Top Critic Average
One Piece: Romance Dawn is an attempt to fit a vast amount of story into a concise RPG, but the result is flimsy and underdeveloped. The turn-based battle is fun in a very average way, and the rest of the experience tempted me to put down my 3DS and just watch the One Piece anime instead. It’s not a complete disaster by any means, but it doesn’t make a lot of sense to play a condensed version when the source material is readily available.
At best, Romance Dawn is a no-frills JRPG that relies on an almost photographic memory of the anime to enjoy. At worst, it’s a boring, monotonous slog through a universe you never feel like you belong to. If I hadn’t already sunk 20 hours into this adventure and were given the choice to do it all over again or take a long walk off a short plank, I’d take my chances at the bottom of Davy Jones’ locker. Do yourself a favor and watch the anime instead.
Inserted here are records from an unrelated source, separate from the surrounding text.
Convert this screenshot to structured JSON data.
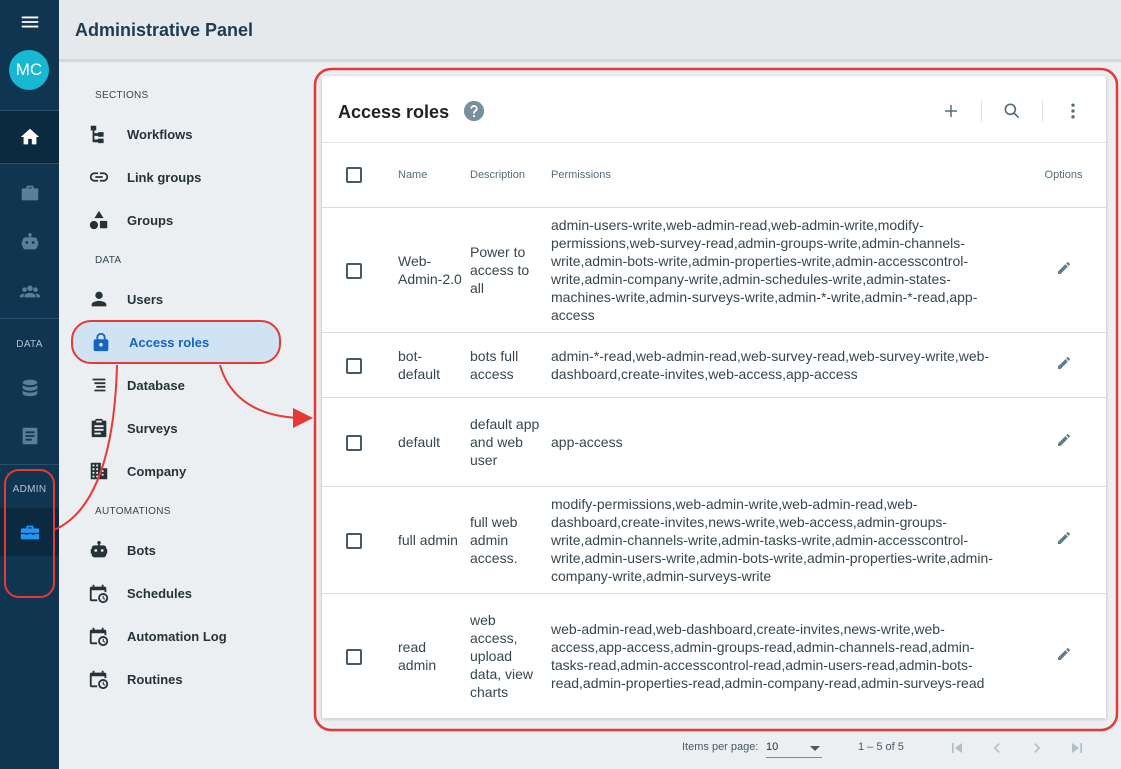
{
  "header": {
    "title": "Administrative Panel"
  },
  "rail": {
    "avatar_initials": "MC",
    "data_label": "DATA",
    "admin_label": "ADMIN",
    "icons": [
      "menu-icon",
      "home-icon",
      "briefcase-icon",
      "robot-icon",
      "people-icon",
      "database-icon",
      "document-icon",
      "toolbox-icon"
    ]
  },
  "nav": {
    "sections_label": "SECTIONS",
    "data_label": "DATA",
    "automations_label": "AUTOMATIONS",
    "items": [
      {
        "label": "Workflows",
        "icon": "sitemap-icon"
      },
      {
        "label": "Link groups",
        "icon": "link-icon"
      },
      {
        "label": "Groups",
        "icon": "shapes-icon"
      },
      {
        "label": "Users",
        "icon": "person-icon"
      },
      {
        "label": "Access roles",
        "icon": "lock-icon",
        "active": true
      },
      {
        "label": "Database",
        "icon": "sort-lines-icon"
      },
      {
        "label": "Surveys",
        "icon": "clipboard-icon"
      },
      {
        "label": "Company",
        "icon": "building-icon"
      },
      {
        "label": "Bots",
        "icon": "robot-icon"
      },
      {
        "label": "Schedules",
        "icon": "calendar-clock-icon"
      },
      {
        "label": "Automation Log",
        "icon": "calendar-clock-icon"
      },
      {
        "label": "Routines",
        "icon": "calendar-clock-icon"
      }
    ]
  },
  "card": {
    "title": "Access roles",
    "columns": {
      "name": "Name",
      "description": "Description",
      "permissions": "Permissions",
      "options": "Options"
    },
    "rows": [
      {
        "name": "Web-Admin-2.0",
        "description": "Power to access to all",
        "permissions": "admin-users-write,web-admin-read,web-admin-write,modify-permissions,web-survey-read,admin-groups-write,admin-channels-write,admin-bots-write,admin-properties-write,admin-accesscontrol-write,admin-company-write,admin-schedules-write,admin-states-machines-write,admin-surveys-write,admin-*-write,admin-*-read,app-access"
      },
      {
        "name": "bot-default",
        "description": "bots full access",
        "permissions": "admin-*-read,web-admin-read,web-survey-read,web-survey-write,web-dashboard,create-invites,web-access,app-access"
      },
      {
        "name": "default",
        "description": "default app and web user",
        "permissions": "app-access"
      },
      {
        "name": "full admin",
        "description": "full web admin access.",
        "permissions": "modify-permissions,web-admin-write,web-admin-read,web-dashboard,create-invites,news-write,web-access,admin-groups-write,admin-channels-write,admin-tasks-write,admin-accesscontrol-write,admin-users-write,admin-bots-write,admin-properties-write,admin-company-write,admin-surveys-write"
      },
      {
        "name": "read admin",
        "description": "web access, upload data, view charts",
        "permissions": "web-admin-read,web-dashboard,create-invites,news-write,web-access,app-access,admin-groups-read,admin-channels-read,admin-tasks-read,admin-accesscontrol-read,admin-users-read,admin-bots-read,admin-properties-read,admin-company-read,admin-surveys-read"
      }
    ]
  },
  "footer": {
    "items_per_page_label": "Items per page:",
    "items_per_page_value": "10",
    "range": "1 – 5 of 5"
  },
  "colors": {
    "rail": "#0f3550",
    "accent": "#1565c0",
    "annotation": "#e53935",
    "avatar": "#18b8d2"
  }
}
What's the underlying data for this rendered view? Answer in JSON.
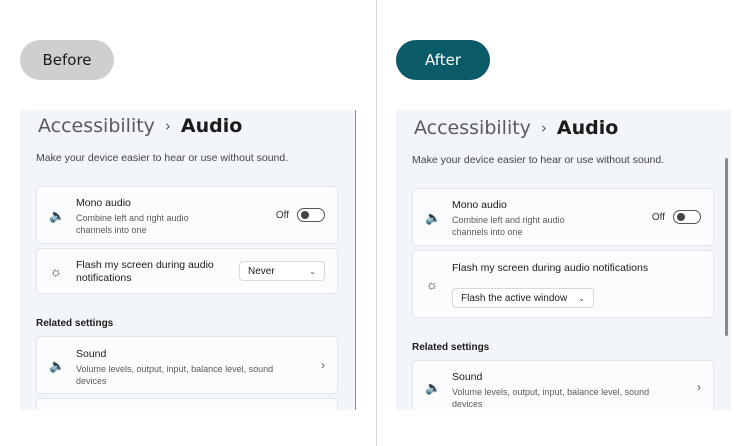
{
  "labels": {
    "before": "Before",
    "after": "After"
  },
  "before": {
    "breadcrumb": {
      "parent": "Accessibility",
      "separator": "›",
      "current": "Audio"
    },
    "subtitle": "Make your device easier to hear or use without sound.",
    "mono": {
      "title": "Mono audio",
      "desc1": "Combine left and right audio",
      "desc2": "channels into one",
      "toggle_label": "Off",
      "icon": "speaker-icon"
    },
    "flash": {
      "title1": "Flash my screen during audio",
      "title2": "notifications",
      "value": "Never",
      "icon": "sun-icon"
    },
    "related": "Related settings",
    "sound": {
      "title": "Sound",
      "desc1": "Volume levels, output, input, balance level, sound",
      "desc2": "devices",
      "icon": "speaker-icon"
    }
  },
  "after": {
    "breadcrumb": {
      "parent": "Accessibility",
      "separator": "›",
      "current": "Audio"
    },
    "subtitle": "Make your device easier to hear or use without sound.",
    "mono": {
      "title": "Mono audio",
      "desc1": "Combine left and right audio",
      "desc2": "channels into one",
      "toggle_label": "Off",
      "icon": "speaker-icon"
    },
    "flash": {
      "title": "Flash my screen during audio notifications",
      "value": "Flash the active window",
      "icon": "sun-icon"
    },
    "related": "Related settings",
    "sound": {
      "title": "Sound",
      "desc1": "Volume levels, output, input, balance level, sound",
      "desc2": "devices",
      "icon": "speaker-icon"
    }
  }
}
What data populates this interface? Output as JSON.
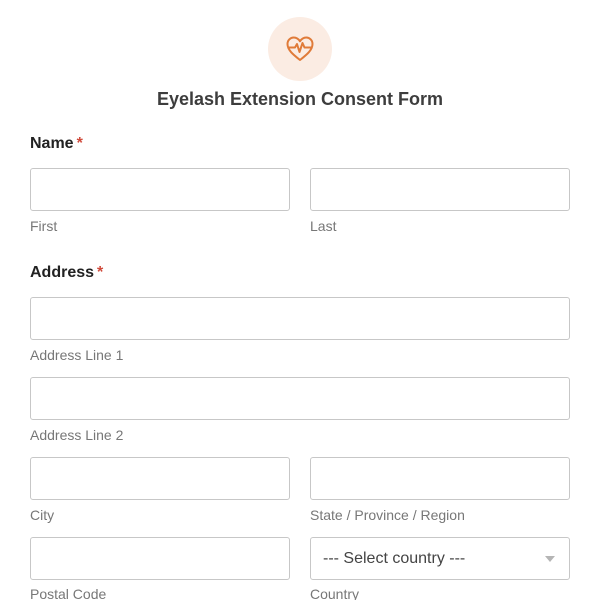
{
  "header": {
    "icon": "heart-pulse-icon",
    "icon_circle_color": "#fbece3",
    "icon_color": "#e07b39",
    "title": "Eyelash Extension Consent Form"
  },
  "name_section": {
    "label": "Name",
    "required_marker": "*",
    "first_value": "",
    "first_sublabel": "First",
    "last_value": "",
    "last_sublabel": "Last"
  },
  "address_section": {
    "label": "Address",
    "required_marker": "*",
    "line1_value": "",
    "line1_sublabel": "Address Line 1",
    "line2_value": "",
    "line2_sublabel": "Address Line 2",
    "city_value": "",
    "city_sublabel": "City",
    "state_value": "",
    "state_sublabel": "State / Province / Region",
    "postal_value": "",
    "postal_sublabel": "Postal Code",
    "country_selected": "--- Select country ---",
    "country_sublabel": "Country"
  },
  "colors": {
    "required": "#d0493a",
    "border": "#c7c7c7",
    "sublabel": "#777777"
  }
}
If the presentation wasn't so horrible, One Piece: Romance Dawn would be a decent way for a JRPG fan to spend an afternoon after they've exhausted their library of other more innovative titles. If you've always wondered what the fuss was with One Piece, you'd be better off watching the show or playing the fun, but flawed Pirate Warriors series.
It would have been fine to integrate the storytelling in the play—of which there is absolutely none—and had a “meh” battle system, because that would bring this up a few notches. But instead, it’s little more than an interactive manga with some battles tossed into some of the most boring environments this side of Dragonball Evolution. In fact, I can’t believe I’m saying this, but give me Dragonball Evolution instead of Romance Dawn. At least then I feel like I’m playing something.
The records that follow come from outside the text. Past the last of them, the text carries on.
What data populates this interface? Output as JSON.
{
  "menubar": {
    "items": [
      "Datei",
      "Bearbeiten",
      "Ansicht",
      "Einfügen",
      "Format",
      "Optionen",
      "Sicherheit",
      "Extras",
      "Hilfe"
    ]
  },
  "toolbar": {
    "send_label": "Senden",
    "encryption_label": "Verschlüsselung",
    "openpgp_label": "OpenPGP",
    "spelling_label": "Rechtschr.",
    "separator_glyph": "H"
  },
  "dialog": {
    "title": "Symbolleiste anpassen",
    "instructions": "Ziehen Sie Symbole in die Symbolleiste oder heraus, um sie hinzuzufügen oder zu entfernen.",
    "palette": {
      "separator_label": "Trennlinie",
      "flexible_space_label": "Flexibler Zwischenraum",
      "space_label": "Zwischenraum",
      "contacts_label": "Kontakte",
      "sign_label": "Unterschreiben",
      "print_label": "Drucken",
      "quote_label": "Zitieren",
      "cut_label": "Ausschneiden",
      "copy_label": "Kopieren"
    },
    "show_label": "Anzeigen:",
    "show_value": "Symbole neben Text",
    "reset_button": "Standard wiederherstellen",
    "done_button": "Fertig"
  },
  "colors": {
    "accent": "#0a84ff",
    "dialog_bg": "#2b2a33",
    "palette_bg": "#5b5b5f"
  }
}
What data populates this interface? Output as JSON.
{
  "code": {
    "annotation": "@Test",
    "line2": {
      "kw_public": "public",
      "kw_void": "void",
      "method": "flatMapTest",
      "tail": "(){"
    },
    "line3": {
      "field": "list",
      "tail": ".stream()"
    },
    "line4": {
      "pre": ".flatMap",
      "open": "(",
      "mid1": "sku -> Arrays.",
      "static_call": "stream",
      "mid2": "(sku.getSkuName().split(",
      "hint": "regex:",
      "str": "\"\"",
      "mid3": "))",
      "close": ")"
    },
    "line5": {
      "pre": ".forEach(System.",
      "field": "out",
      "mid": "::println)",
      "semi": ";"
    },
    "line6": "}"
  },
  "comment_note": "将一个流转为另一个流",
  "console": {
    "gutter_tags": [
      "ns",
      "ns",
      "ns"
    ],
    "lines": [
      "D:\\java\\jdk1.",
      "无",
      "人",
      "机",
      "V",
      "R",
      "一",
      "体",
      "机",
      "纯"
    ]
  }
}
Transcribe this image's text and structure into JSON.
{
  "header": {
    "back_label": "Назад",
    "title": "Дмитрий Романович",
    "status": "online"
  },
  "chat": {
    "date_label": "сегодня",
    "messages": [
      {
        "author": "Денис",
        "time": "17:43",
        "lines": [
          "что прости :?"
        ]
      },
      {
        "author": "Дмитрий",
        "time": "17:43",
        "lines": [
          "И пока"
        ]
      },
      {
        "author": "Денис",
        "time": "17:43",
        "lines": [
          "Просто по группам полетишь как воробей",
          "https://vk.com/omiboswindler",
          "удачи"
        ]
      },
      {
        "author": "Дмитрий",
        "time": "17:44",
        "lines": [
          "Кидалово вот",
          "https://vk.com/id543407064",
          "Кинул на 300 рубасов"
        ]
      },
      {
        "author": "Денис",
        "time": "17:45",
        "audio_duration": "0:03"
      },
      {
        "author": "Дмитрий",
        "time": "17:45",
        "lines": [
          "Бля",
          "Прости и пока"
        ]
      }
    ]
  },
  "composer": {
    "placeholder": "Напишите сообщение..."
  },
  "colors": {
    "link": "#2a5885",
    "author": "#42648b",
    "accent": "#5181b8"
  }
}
One Piece: Romance Dawn is easy to summarize: It just isn’t any fun. I have no doubt that it could have been fun. As an outsider to the series, I was excited to see what it was all about. I had grand ideas of exploring the seas, fighting rival pirates, and experiencing a great story. All of those elements are here (kind of), but it’s surprising how lame they become thanks to terrible design. Ultimately, this game isn’t worth the time of anyone but the most devoted and patient fans of the series. The 3DS has several RPGs that are far more entertaining.
One Piece: Romance Dawn probably won’t be the worst anime based RPG you play, but it will certainly be one of the laziest designed. The combat system may be engaging enough for fans who are already familiar enough with the story to know what to expect, but for newcomers this game is a disservice to the fun of the series. Someday, when a better title takes its place, Romance Dawn will have a respectful position for where it all began. But for now, this is just a dud of a game in the box of a collectible import.
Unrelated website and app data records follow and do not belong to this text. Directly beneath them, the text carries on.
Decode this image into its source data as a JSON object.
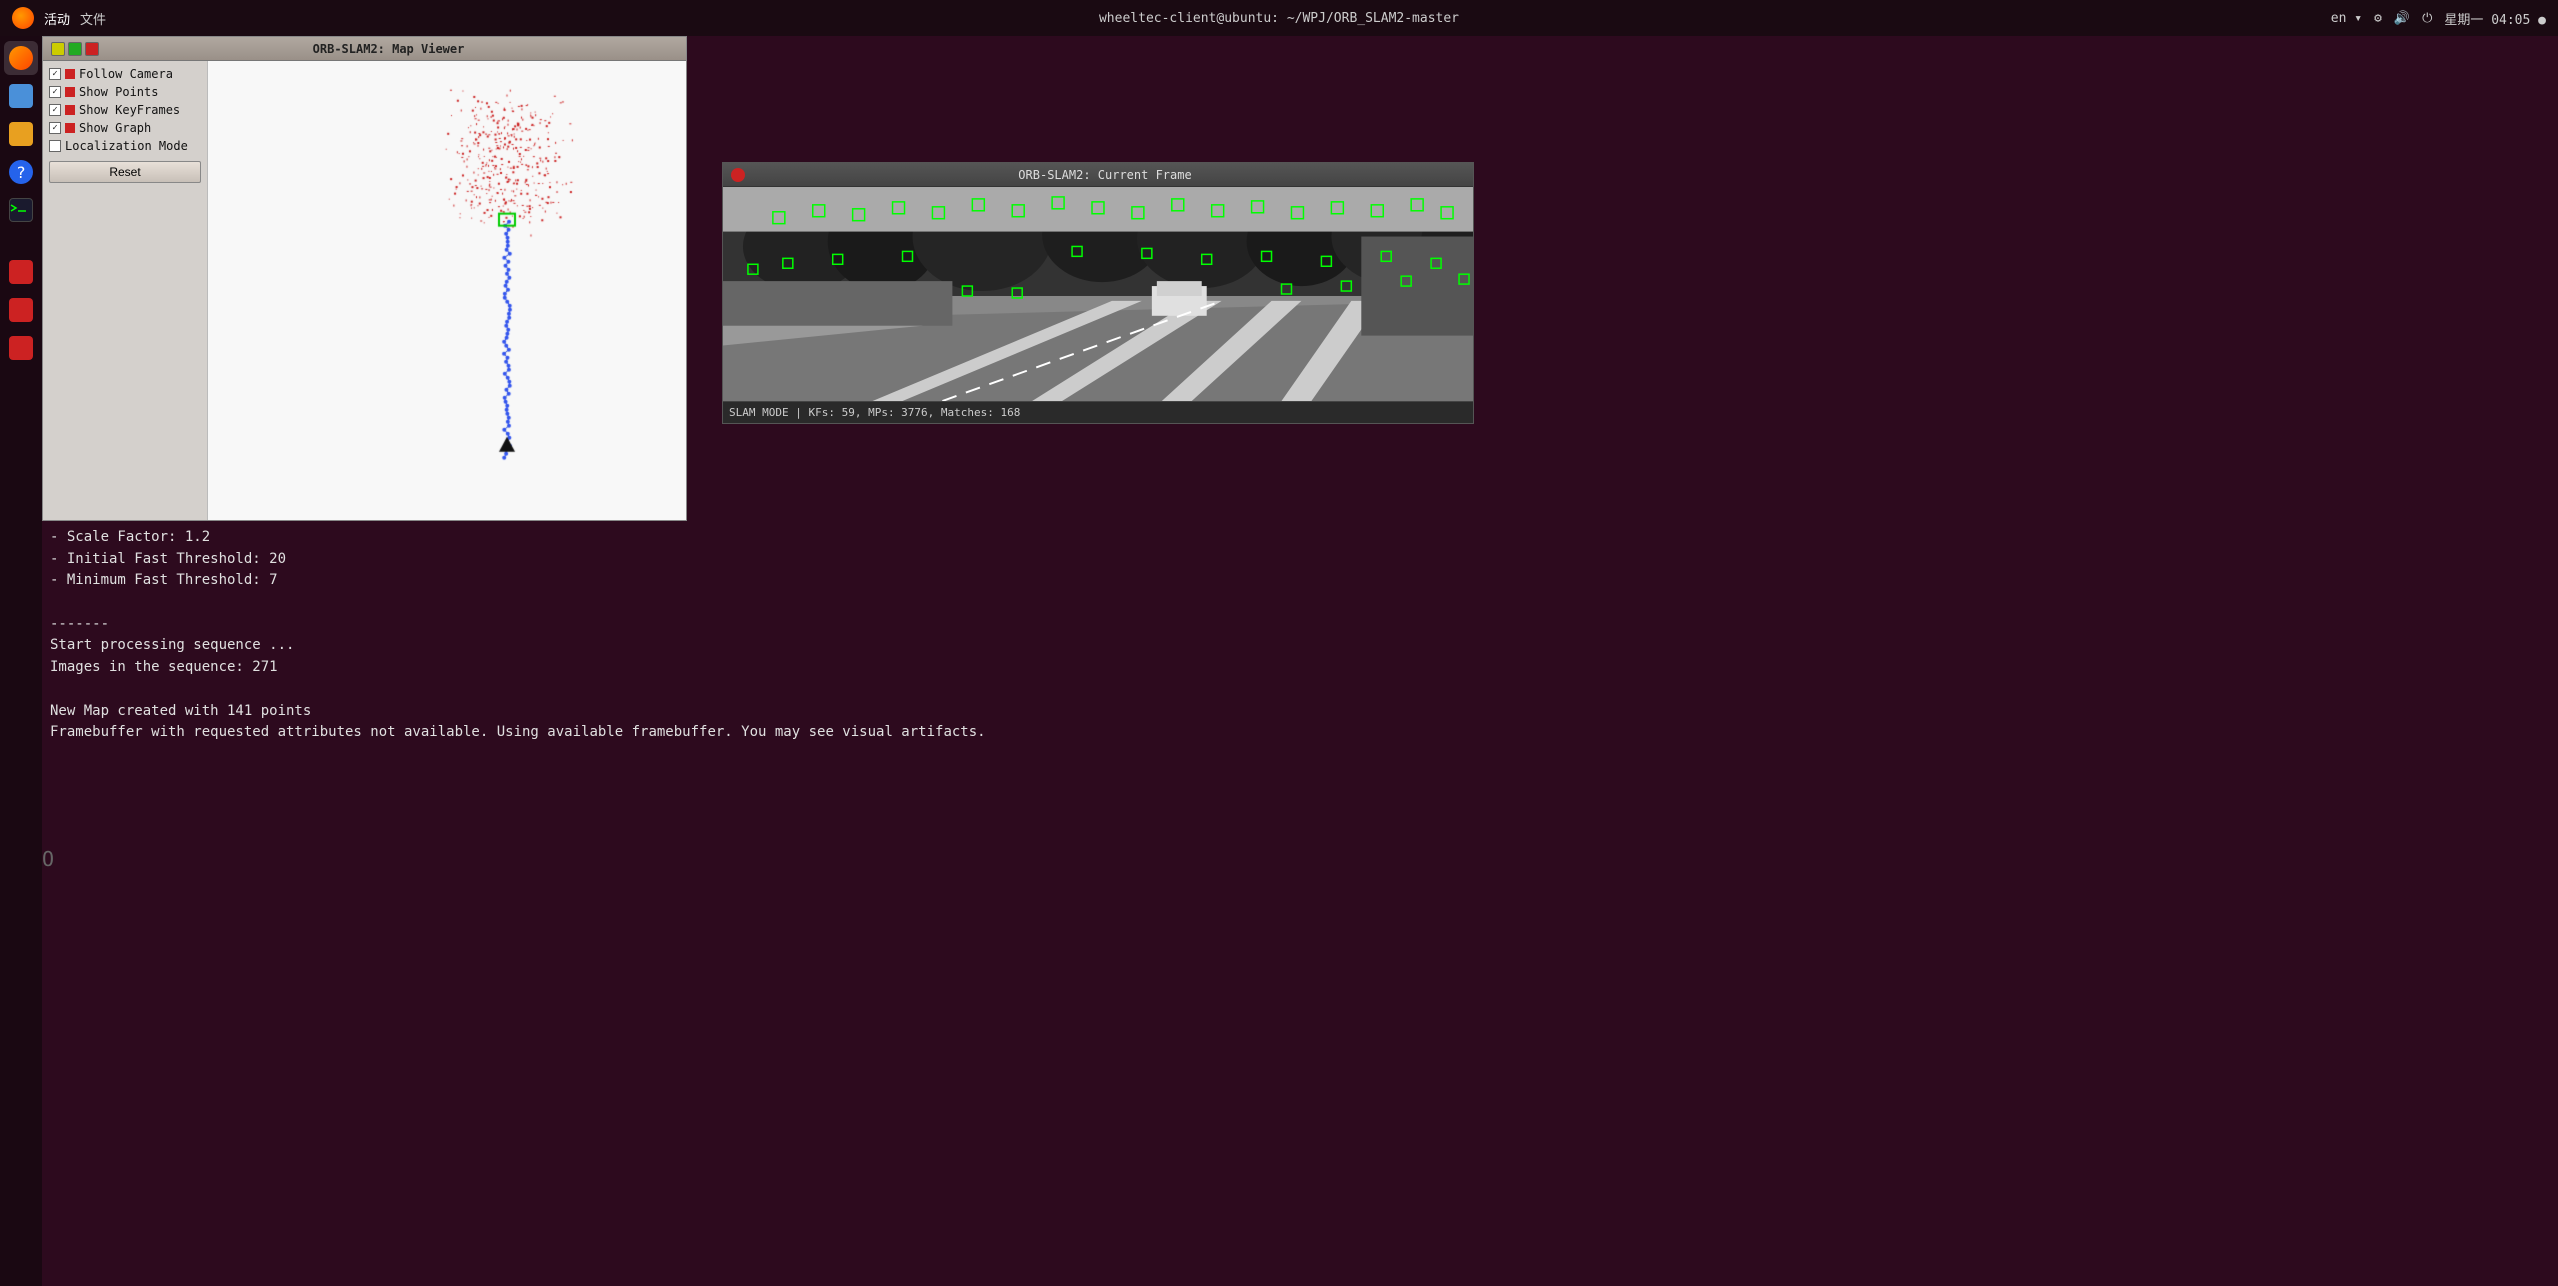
{
  "systembar": {
    "activities": "活动",
    "app_menu": "文件",
    "time": "星期一 04:05 ●",
    "locale": "en ▾",
    "hostname": "wheeltec-client@ubuntu: ~/WPJ/ORB_SLAM2-master",
    "right_icons": "⏻"
  },
  "map_viewer": {
    "title": "ORB-SLAM2: Map Viewer",
    "controls": {
      "follow_camera": "Follow Camera",
      "show_points": "Show Points",
      "show_keyframes": "Show KeyFrames",
      "show_graph": "Show Graph",
      "localization_mode": "Localization Mode",
      "reset_button": "Reset"
    }
  },
  "current_frame": {
    "title": "ORB-SLAM2: Current Frame",
    "status": "SLAM MODE |  KFs: 59, MPs: 3776, Matches: 168"
  },
  "terminal": {
    "lines": [
      "- Scale Factor: 1.2",
      "- Initial Fast Threshold: 20",
      "- Minimum Fast Threshold: 7",
      "",
      "-------",
      "Start processing sequence ...",
      "Images in the sequence: 271",
      "",
      "New Map created with 141 points",
      "Framebuffer with requested attributes not available. Using available framebuffer. You may see visual artifacts."
    ]
  }
}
While I hoped that Romance Dawn would remind me why I was ever interested in One Piece in the first place, it instead cemented the idea that this series and game just isn’t for me. It’s not worth the time of all but the most hardcore of fans.
One Piece: Romance Dawn has some potential, but the long drawn out cut-scenes and lack of difficulty in the combat drags it down. Every level feels like it’s five to ten minutes of wandering around and fighting, then the same amount of time with the cut-scenes. Unless you’re a huge One Piece fan, you might want to think twice before picking this one up. It’s not terrible, but it definitely has its flaws.
Sailing the seas, encountering strange and weird enemies and boss battles, and seeing Luffy’s strange rubbery elastic body, One Piece: Romance Dawn had the potential to be a fun, action filled turn-based RPG, but instead Three Rings Inc. has developed something that is a complete wreck.
Frankly, it’s difficult to ascertain who would glean any semblance of enjoyment from One Piece Romance Dawn. Any ardent fan of the Straw Hat Pirates’ escapades will only find themselves angered by how little effort has gone into this tawdry misadventure, whereas this paragon of poor design will do nothing to bring new fans into the flock. Namco Bandai has published a number of surprisingly solid titles tied to their Shōnen Jump properties in recent years, but they've indisputably missed the boat on making One Piece Romance Dawn anywhere close to worth playing.